▶ _Data supplied_
-- Opening Marker --

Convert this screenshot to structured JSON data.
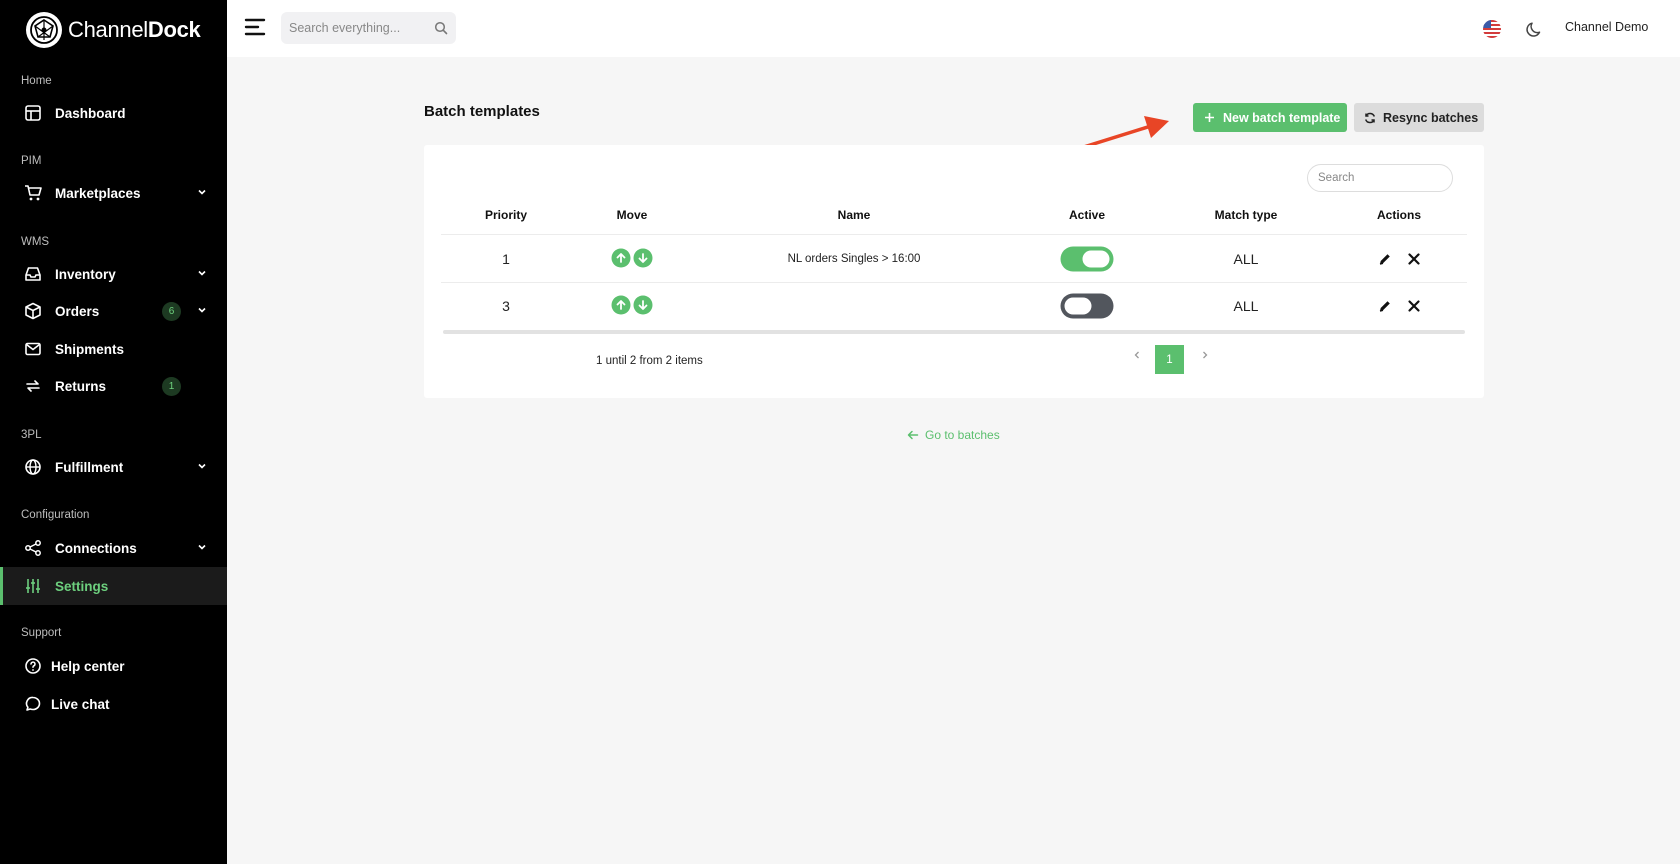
{
  "brand": {
    "name_light": "Channel",
    "name_bold": "Dock",
    "accent": "#5bbf6e"
  },
  "topbar": {
    "search_placeholder": "Search everything...",
    "user": "Channel Demo"
  },
  "sidebar": {
    "sections": {
      "home": "Home",
      "pim": "PIM",
      "wms": "WMS",
      "threepl": "3PL",
      "configuration": "Configuration",
      "support": "Support"
    },
    "items": {
      "dashboard": {
        "label": "Dashboard",
        "icon": "dashboard-icon"
      },
      "marketplaces": {
        "label": "Marketplaces",
        "icon": "cart-icon"
      },
      "inventory": {
        "label": "Inventory",
        "icon": "inbox-icon"
      },
      "orders": {
        "label": "Orders",
        "icon": "box-icon",
        "badge": "6"
      },
      "shipments": {
        "label": "Shipments",
        "icon": "mail-icon"
      },
      "returns": {
        "label": "Returns",
        "icon": "return-icon",
        "badge": "1"
      },
      "fulfillment": {
        "label": "Fulfillment",
        "icon": "globe-icon"
      },
      "connections": {
        "label": "Connections",
        "icon": "share-icon"
      },
      "settings": {
        "label": "Settings",
        "icon": "sliders-icon",
        "active": true
      },
      "help": {
        "label": "Help center",
        "icon": "help-icon"
      },
      "chat": {
        "label": "Live chat",
        "icon": "chat-icon"
      }
    }
  },
  "page": {
    "title": "Batch templates",
    "new_button": "New batch template",
    "resync_button": "Resync batches",
    "back_link": "Go to batches"
  },
  "table": {
    "search_placeholder": "Search",
    "columns": {
      "priority": "Priority",
      "move": "Move",
      "name": "Name",
      "active": "Active",
      "match_type": "Match type",
      "actions": "Actions"
    },
    "rows": [
      {
        "priority": "1",
        "name": "NL orders Singles > 16:00",
        "active": true,
        "match_type": "ALL"
      },
      {
        "priority": "3",
        "name": "",
        "active": false,
        "match_type": "ALL"
      }
    ],
    "summary": "1 until 2 from 2 items",
    "current_page": "1"
  },
  "annotation": {
    "arrow_color": "#e84526"
  }
}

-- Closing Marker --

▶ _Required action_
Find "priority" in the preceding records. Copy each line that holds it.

▶ _Task response_
      "priority": "Priority",
        "priority": "1",
        "priority": "3",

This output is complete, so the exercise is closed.